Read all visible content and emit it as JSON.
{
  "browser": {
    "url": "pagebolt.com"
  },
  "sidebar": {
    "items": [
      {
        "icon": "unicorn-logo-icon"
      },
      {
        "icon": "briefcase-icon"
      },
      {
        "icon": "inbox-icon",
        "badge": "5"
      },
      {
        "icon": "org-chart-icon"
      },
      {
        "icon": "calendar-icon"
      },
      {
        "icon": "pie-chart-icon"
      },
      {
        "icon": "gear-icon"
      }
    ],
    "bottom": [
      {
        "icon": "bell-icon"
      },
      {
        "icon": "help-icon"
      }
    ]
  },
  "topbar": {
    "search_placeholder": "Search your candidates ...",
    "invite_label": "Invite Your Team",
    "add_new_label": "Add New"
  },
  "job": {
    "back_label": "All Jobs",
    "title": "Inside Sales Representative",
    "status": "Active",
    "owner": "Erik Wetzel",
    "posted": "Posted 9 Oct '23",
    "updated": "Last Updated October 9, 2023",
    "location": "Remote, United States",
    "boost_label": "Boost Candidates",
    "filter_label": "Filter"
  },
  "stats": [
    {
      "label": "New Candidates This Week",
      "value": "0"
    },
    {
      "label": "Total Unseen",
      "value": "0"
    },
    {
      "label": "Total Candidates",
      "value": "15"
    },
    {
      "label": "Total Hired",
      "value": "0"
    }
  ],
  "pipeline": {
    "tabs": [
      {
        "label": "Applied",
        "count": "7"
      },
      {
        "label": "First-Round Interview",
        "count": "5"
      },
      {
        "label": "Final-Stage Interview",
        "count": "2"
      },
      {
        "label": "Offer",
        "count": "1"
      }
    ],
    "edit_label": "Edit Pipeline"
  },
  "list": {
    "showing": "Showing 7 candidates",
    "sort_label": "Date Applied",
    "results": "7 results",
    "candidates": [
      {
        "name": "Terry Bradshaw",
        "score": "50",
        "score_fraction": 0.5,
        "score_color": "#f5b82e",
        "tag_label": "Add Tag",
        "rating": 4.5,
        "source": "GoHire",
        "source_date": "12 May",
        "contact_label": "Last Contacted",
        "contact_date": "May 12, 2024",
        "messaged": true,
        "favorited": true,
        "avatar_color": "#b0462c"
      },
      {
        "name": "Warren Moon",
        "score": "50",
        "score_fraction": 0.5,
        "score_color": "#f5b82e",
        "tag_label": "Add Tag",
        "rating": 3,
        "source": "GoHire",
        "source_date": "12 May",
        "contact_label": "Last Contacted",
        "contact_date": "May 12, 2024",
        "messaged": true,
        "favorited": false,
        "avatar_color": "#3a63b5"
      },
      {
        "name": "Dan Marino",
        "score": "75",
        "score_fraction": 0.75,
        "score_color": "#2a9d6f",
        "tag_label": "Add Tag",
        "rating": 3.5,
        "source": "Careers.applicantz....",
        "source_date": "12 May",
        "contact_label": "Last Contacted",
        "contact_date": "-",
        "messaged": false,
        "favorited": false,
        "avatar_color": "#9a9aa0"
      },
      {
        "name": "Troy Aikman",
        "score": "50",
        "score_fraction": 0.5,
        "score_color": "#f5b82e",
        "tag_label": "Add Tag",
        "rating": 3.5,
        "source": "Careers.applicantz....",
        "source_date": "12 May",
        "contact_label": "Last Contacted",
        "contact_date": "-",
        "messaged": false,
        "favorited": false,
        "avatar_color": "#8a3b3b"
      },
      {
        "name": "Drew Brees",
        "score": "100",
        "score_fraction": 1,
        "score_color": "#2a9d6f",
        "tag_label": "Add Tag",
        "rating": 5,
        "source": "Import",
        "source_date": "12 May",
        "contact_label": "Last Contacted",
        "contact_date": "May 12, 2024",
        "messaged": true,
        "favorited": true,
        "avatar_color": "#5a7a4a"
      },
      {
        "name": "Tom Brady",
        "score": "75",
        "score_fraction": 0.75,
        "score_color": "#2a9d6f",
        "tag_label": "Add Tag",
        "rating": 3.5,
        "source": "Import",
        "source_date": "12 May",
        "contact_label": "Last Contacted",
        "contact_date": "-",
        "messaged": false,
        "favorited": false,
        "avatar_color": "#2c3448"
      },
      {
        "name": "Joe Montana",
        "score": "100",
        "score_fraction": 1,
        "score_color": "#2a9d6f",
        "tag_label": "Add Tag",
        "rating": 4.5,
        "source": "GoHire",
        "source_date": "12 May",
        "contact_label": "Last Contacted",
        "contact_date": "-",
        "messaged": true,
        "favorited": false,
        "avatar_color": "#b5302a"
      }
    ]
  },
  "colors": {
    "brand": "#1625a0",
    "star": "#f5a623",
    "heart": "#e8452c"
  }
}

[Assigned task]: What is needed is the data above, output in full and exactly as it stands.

[Exercise result]:
Read all visible content and emit it as JSON.
{
  "browser": {
    "url": "pagebolt.com"
  },
  "sidebar": {
    "items": [
      {
        "icon": "unicorn-logo-icon"
      },
      {
        "icon": "briefcase-icon"
      },
      {
        "icon": "inbox-icon",
        "badge": "5"
      },
      {
        "icon": "org-chart-icon"
      },
      {
        "icon": "calendar-icon"
      },
      {
        "icon": "pie-chart-icon"
      },
      {
        "icon": "gear-icon"
      }
    ],
    "bottom": [
      {
        "icon": "bell-icon"
      },
      {
        "icon": "help-icon"
      }
    ]
  },
  "topbar": {
    "search_placeholder": "Search your candidates ...",
    "invite_label": "Invite Your Team",
    "add_new_label": "Add New"
  },
  "job": {
    "back_label": "All Jobs",
    "title": "Inside Sales Representative",
    "status": "Active",
    "owner": "Erik Wetzel",
    "posted": "Posted 9 Oct '23",
    "updated": "Last Updated October 9, 2023",
    "location": "Remote, United States",
    "boost_label": "Boost Candidates",
    "filter_label": "Filter"
  },
  "stats": [
    {
      "label": "New Candidates This Week",
      "value": "0"
    },
    {
      "label": "Total Unseen",
      "value": "0"
    },
    {
      "label": "Total Candidates",
      "value": "15"
    },
    {
      "label": "Total Hired",
      "value": "0"
    }
  ],
  "pipeline": {
    "tabs": [
      {
        "label": "Applied",
        "count": "7"
      },
      {
        "label": "First-Round Interview",
        "count": "5"
      },
      {
        "label": "Final-Stage Interview",
        "count": "2"
      },
      {
        "label": "Offer",
        "count": "1"
      }
    ],
    "edit_label": "Edit Pipeline"
  },
  "list": {
    "showing": "Showing 7 candidates",
    "sort_label": "Date Applied",
    "results": "7 results",
    "candidates": [
      {
        "name": "Terry Bradshaw",
        "score": "50",
        "score_fraction": 0.5,
        "score_color": "#f5b82e",
        "tag_label": "Add Tag",
        "rating": 4.5,
        "source": "GoHire",
        "source_date": "12 May",
        "contact_label": "Last Contacted",
        "contact_date": "May 12, 2024",
        "messaged": true,
        "favorited": true,
        "avatar_color": "#b0462c"
      },
      {
        "name": "Warren Moon",
        "score": "50",
        "score_fraction": 0.5,
        "score_color": "#f5b82e",
        "tag_label": "Add Tag",
        "rating": 3,
        "source": "GoHire",
        "source_date": "12 May",
        "contact_label": "Last Contacted",
        "contact_date": "May 12, 2024",
        "messaged": true,
        "favorited": false,
        "avatar_color": "#3a63b5"
      },
      {
        "name": "Dan Marino",
        "score": "75",
        "score_fraction": 0.75,
        "score_color": "#2a9d6f",
        "tag_label": "Add Tag",
        "rating": 3.5,
        "source": "Careers.applicantz....",
        "source_date": "12 May",
        "contact_label": "Last Contacted",
        "contact_date": "-",
        "messaged": false,
        "favorited": false,
        "avatar_color": "#9a9aa0"
      },
      {
        "name": "Troy Aikman",
        "score": "50",
        "score_fraction": 0.5,
        "score_color": "#f5b82e",
        "tag_label": "Add Tag",
        "rating": 3.5,
        "source": "Careers.applicantz....",
        "source_date": "12 May",
        "contact_label": "Last Contacted",
        "contact_date": "-",
        "messaged": false,
        "favorited": false,
        "avatar_color": "#8a3b3b"
      },
      {
        "name": "Drew Brees",
        "score": "100",
        "score_fraction": 1,
        "score_color": "#2a9d6f",
        "tag_label": "Add Tag",
        "rating": 5,
        "source": "Import",
        "source_date": "12 May",
        "contact_label": "Last Contacted",
        "contact_date": "May 12, 2024",
        "messaged": true,
        "favorited": true,
        "avatar_color": "#5a7a4a"
      },
      {
        "name": "Tom Brady",
        "score": "75",
        "score_fraction": 0.75,
        "score_color": "#2a9d6f",
        "tag_label": "Add Tag",
        "rating": 3.5,
        "source": "Import",
        "source_date": "12 May",
        "contact_label": "Last Contacted",
        "contact_date": "-",
        "messaged": false,
        "favorited": false,
        "avatar_color": "#2c3448"
      },
      {
        "name": "Joe Montana",
        "score": "100",
        "score_fraction": 1,
        "score_color": "#2a9d6f",
        "tag_label": "Add Tag",
        "rating": 4.5,
        "source": "GoHire",
        "source_date": "12 May",
        "contact_label": "Last Contacted",
        "contact_date": "-",
        "messaged": true,
        "favorited": false,
        "avatar_color": "#b5302a"
      }
    ]
  },
  "colors": {
    "brand": "#1625a0",
    "star": "#f5a623",
    "heart": "#e8452c"
  }
}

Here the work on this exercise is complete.